══ The records ══
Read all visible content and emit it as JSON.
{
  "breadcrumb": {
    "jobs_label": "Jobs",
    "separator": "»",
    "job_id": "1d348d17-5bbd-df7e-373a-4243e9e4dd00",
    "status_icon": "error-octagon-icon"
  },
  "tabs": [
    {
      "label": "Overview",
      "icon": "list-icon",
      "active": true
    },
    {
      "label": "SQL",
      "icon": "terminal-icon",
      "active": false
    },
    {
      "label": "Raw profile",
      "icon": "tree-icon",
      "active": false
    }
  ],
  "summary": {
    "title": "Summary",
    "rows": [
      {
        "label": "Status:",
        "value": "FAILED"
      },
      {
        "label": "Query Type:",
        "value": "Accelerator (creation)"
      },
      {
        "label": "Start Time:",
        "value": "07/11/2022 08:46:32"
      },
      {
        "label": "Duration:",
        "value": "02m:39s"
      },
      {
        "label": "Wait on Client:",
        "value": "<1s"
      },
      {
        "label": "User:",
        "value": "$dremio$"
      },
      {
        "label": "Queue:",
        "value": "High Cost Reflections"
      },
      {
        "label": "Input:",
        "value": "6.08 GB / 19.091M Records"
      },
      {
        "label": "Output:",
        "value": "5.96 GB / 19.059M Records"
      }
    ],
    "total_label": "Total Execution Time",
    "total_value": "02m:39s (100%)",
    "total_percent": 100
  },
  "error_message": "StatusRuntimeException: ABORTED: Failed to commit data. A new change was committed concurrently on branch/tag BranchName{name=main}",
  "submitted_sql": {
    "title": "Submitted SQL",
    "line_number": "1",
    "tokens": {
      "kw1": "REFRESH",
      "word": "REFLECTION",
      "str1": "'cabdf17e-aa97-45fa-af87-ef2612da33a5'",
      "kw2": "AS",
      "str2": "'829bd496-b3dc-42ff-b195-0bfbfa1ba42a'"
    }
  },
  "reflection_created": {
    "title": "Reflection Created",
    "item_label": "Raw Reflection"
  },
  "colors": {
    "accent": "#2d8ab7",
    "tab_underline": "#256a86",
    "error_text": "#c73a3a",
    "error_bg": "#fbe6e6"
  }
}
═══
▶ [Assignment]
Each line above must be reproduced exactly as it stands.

▶ [Problem solution]
Read all visible content and emit it as JSON.
{
  "breadcrumb": {
    "jobs_label": "Jobs",
    "separator": "»",
    "job_id": "1d348d17-5bbd-df7e-373a-4243e9e4dd00",
    "status_icon": "error-octagon-icon"
  },
  "tabs": [
    {
      "label": "Overview",
      "icon": "list-icon",
      "active": true
    },
    {
      "label": "SQL",
      "icon": "terminal-icon",
      "active": false
    },
    {
      "label": "Raw profile",
      "icon": "tree-icon",
      "active": false
    }
  ],
  "summary": {
    "title": "Summary",
    "rows": [
      {
        "label": "Status:",
        "value": "FAILED"
      },
      {
        "label": "Query Type:",
        "value": "Accelerator (creation)"
      },
      {
        "label": "Start Time:",
        "value": "07/11/2022 08:46:32"
      },
      {
        "label": "Duration:",
        "value": "02m:39s"
      },
      {
        "label": "Wait on Client:",
        "value": "<1s"
      },
      {
        "label": "User:",
        "value": "$dremio$"
      },
      {
        "label": "Queue:",
        "value": "High Cost Reflections"
      },
      {
        "label": "Input:",
        "value": "6.08 GB / 19.091M Records"
      },
      {
        "label": "Output:",
        "value": "5.96 GB / 19.059M Records"
      }
    ],
    "total_label": "Total Execution Time",
    "total_value": "02m:39s (100%)",
    "total_percent": 100
  },
  "error_message": "StatusRuntimeException: ABORTED: Failed to commit data. A new change was committed concurrently on branch/tag BranchName{name=main}",
  "submitted_sql": {
    "title": "Submitted SQL",
    "line_number": "1",
    "tokens": {
      "kw1": "REFRESH",
      "word": "REFLECTION",
      "str1": "'cabdf17e-aa97-45fa-af87-ef2612da33a5'",
      "kw2": "AS",
      "str2": "'829bd496-b3dc-42ff-b195-0bfbfa1ba42a'"
    }
  },
  "reflection_created": {
    "title": "Reflection Created",
    "item_label": "Raw Reflection"
  },
  "colors": {
    "accent": "#2d8ab7",
    "tab_underline": "#256a86",
    "error_text": "#c73a3a",
    "error_bg": "#fbe6e6"
  }
}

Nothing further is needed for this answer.